To help guide the participants through their leadership journey, the hosts invited special guests, including myself, to serve as “sage” advisors. Each of us had the honor of creating a safe space for sharing personal stories, and of representing the wisdom found within each of the leadership capabilities: visioning, sense-making, inventing and relating.

Grouped in teams of four, the participants, which included the Food Innovation research fellows, move from station to station defining and refining the visions they wish to bring into the world, as well as discovering their own distinct ways of making change happen.

Photo by Beatriz Jacoste.

Each journey begins at the “visioning station” guided by my colleague at the Future Food Institute, Beatriz Jacoste. About four participants join her at a corner of the room, next to a keyboardist making ambient sounds. Jacoste starts by sharing her own personal vision as inspiration: “My vision is that all people reach their fullest potential,” she says. Jacoste then holds a small hourglass in her hand to keep the time as each participant shares her or his vision of the world they are driven to create in the future.

Soon afterward, a young man approaches the group. “I am the spirit of time. It is now time to move to the next station,” he says, directing participants to the “cartographer’s table,” a map the paints a broader view of the four categories, and then over to my station, the“sense-making station.” There, we sit on glowing white benches below a tall wall of mirrors, symbolic of the need for self reflection to make sense of ourselves and the world around us. As Ancona wrote, “without understanding where we are, we cannot get to the world we envision.”

With this concept in mind, I share my own vision and sense of the world — “One of my visions is of a world where all humans have found their ‘ikigai,’ which is Japanese for ‘reason for being,’” I said. “But many of us experience existential frustration, confusion and fear of the unknown. How can we learn to trust the process and harness our energy to design a meaningful life?” I then invite the participants to share their personal discovery of the world, providing perspective as they map a new terrain, a process that prepares them for the next station — “inventing.”

At a station made of white miniature houses and other inventive shapes, Christian Schmitz, Ambassador to Japan at World Innovations Forum, walks participants through the steps needed to achieve their vision for the future.

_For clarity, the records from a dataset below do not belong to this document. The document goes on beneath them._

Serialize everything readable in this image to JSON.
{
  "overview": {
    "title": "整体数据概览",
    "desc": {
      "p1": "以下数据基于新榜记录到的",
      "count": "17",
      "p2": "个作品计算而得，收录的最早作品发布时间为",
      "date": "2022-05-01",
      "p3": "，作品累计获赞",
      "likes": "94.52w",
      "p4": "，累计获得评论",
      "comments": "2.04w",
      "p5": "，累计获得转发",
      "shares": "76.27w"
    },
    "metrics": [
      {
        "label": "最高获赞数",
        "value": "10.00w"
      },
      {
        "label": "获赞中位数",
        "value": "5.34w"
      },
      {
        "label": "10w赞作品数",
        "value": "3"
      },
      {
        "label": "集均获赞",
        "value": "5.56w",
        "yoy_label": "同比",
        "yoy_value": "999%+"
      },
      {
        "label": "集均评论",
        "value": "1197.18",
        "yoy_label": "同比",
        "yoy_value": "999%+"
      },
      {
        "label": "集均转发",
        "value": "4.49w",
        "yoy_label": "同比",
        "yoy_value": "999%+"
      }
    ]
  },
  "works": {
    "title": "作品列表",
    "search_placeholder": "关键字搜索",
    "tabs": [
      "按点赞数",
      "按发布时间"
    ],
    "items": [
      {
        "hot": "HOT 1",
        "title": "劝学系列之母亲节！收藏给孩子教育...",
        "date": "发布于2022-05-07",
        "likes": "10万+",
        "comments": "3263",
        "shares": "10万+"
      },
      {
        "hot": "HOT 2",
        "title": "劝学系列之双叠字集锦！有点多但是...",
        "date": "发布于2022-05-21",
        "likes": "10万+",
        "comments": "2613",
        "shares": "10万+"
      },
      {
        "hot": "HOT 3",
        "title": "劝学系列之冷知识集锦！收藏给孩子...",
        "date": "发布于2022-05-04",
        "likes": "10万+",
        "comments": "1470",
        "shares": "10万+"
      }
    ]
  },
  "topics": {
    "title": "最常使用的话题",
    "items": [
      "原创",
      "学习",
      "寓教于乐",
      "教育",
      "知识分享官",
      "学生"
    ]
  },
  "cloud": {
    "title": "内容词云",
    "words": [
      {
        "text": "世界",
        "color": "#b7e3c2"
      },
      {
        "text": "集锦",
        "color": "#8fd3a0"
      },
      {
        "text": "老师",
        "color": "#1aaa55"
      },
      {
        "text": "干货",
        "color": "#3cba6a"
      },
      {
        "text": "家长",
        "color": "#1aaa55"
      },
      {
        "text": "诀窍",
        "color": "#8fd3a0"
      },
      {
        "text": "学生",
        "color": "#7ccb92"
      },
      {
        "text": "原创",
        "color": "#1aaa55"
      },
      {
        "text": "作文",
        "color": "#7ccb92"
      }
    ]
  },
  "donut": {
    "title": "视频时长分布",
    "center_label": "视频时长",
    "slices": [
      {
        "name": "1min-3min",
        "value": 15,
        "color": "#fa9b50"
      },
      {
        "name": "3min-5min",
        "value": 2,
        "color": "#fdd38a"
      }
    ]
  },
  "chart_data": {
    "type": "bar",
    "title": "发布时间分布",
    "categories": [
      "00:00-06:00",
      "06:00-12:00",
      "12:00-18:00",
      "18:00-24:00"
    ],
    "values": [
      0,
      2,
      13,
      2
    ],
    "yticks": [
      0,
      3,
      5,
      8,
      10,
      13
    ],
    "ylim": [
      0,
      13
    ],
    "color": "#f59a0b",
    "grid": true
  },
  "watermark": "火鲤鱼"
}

One-by-one participants explore ways to get from the world of now to the world of their vision.

Amidst this thoughtful discussion, the “spirit of time” whisks participants away to the final station — “relating,” which is guided by Eric Siu, founder of Touchy Human Camera. Here, they explore the community and connections with people they can cultivate to make their visions reality. This station reflects the purpose of Future Champions — to connect and build supportive relationships with our fellow leaders and adventurers.

Eric Siu guides a group through the “Relating” station. Photo by Bea Jacoste Lozano.

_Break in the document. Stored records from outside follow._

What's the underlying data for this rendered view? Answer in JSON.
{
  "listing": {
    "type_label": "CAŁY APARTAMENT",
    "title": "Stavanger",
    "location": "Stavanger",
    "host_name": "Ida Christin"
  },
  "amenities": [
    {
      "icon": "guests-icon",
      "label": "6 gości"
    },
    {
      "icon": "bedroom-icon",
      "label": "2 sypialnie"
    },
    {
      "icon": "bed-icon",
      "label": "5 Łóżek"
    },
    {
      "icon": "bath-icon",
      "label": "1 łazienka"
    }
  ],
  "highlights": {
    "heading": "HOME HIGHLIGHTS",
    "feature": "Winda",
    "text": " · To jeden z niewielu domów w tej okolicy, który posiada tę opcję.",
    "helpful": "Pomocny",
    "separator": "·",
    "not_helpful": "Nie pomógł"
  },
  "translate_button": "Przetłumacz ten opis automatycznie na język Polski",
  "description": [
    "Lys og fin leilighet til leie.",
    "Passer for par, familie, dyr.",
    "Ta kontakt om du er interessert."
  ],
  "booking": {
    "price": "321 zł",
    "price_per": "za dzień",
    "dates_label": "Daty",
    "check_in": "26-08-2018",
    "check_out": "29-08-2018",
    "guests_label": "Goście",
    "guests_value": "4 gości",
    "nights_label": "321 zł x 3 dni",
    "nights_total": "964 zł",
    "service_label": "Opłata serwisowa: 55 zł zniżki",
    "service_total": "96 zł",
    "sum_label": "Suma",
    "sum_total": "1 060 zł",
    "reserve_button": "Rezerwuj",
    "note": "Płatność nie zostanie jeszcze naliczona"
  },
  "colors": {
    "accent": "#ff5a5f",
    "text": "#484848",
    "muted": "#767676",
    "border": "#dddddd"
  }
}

For Zack Porges, a research fellow at the Food Innovation Program, the exploration of the four capabilities “created a cross-pollination opportunity allowing for a free flow of ideas across disparate cultural groups and unique perspectives.”

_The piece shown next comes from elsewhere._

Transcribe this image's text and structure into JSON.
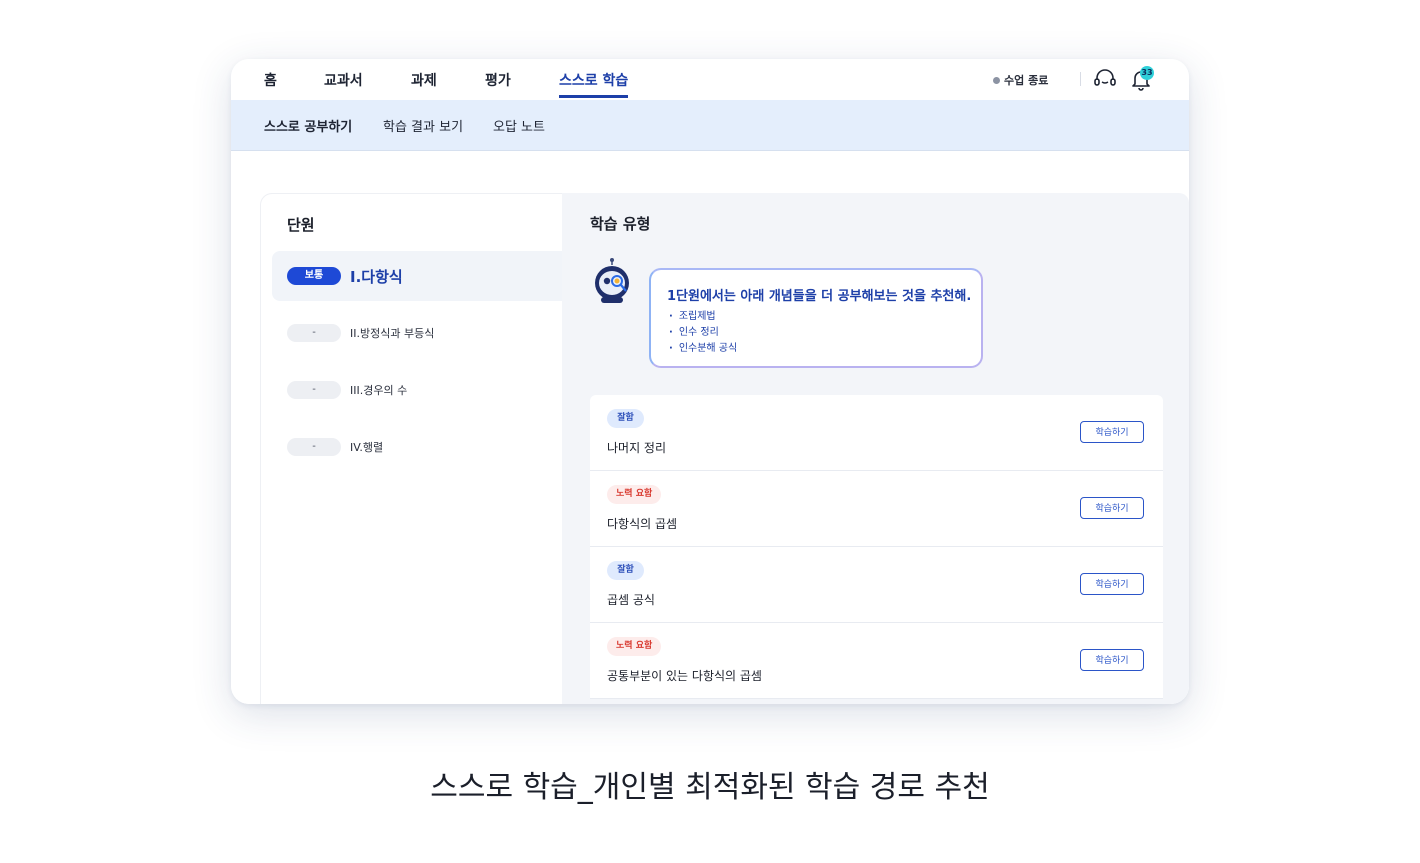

“It helped clarify my own vision and showed me opportunities I hadn’t explored to make my vision a reality in order to solve social problems while valorizing cultural heritage,” he says.

After all participants move through the stations, we continue the adventure with a climb to the Edgeof rooftop. The sun has already set, and a string of yellow lights shine around us as connect as a newly created community. After special guests reflect and share our visions, Levkoff raises a glass to give a toast — “To the realization of all visions in service to a world that works for all!” he says.

After some reflection, Levkoff shares: “Even though each event brought together a new group of strangers, after having shared a journey together; featured guests, participants and interns alike share in a warm feeling of community and hope for the future — a future in which we all are champions with the leadership capacities to realize our visions.”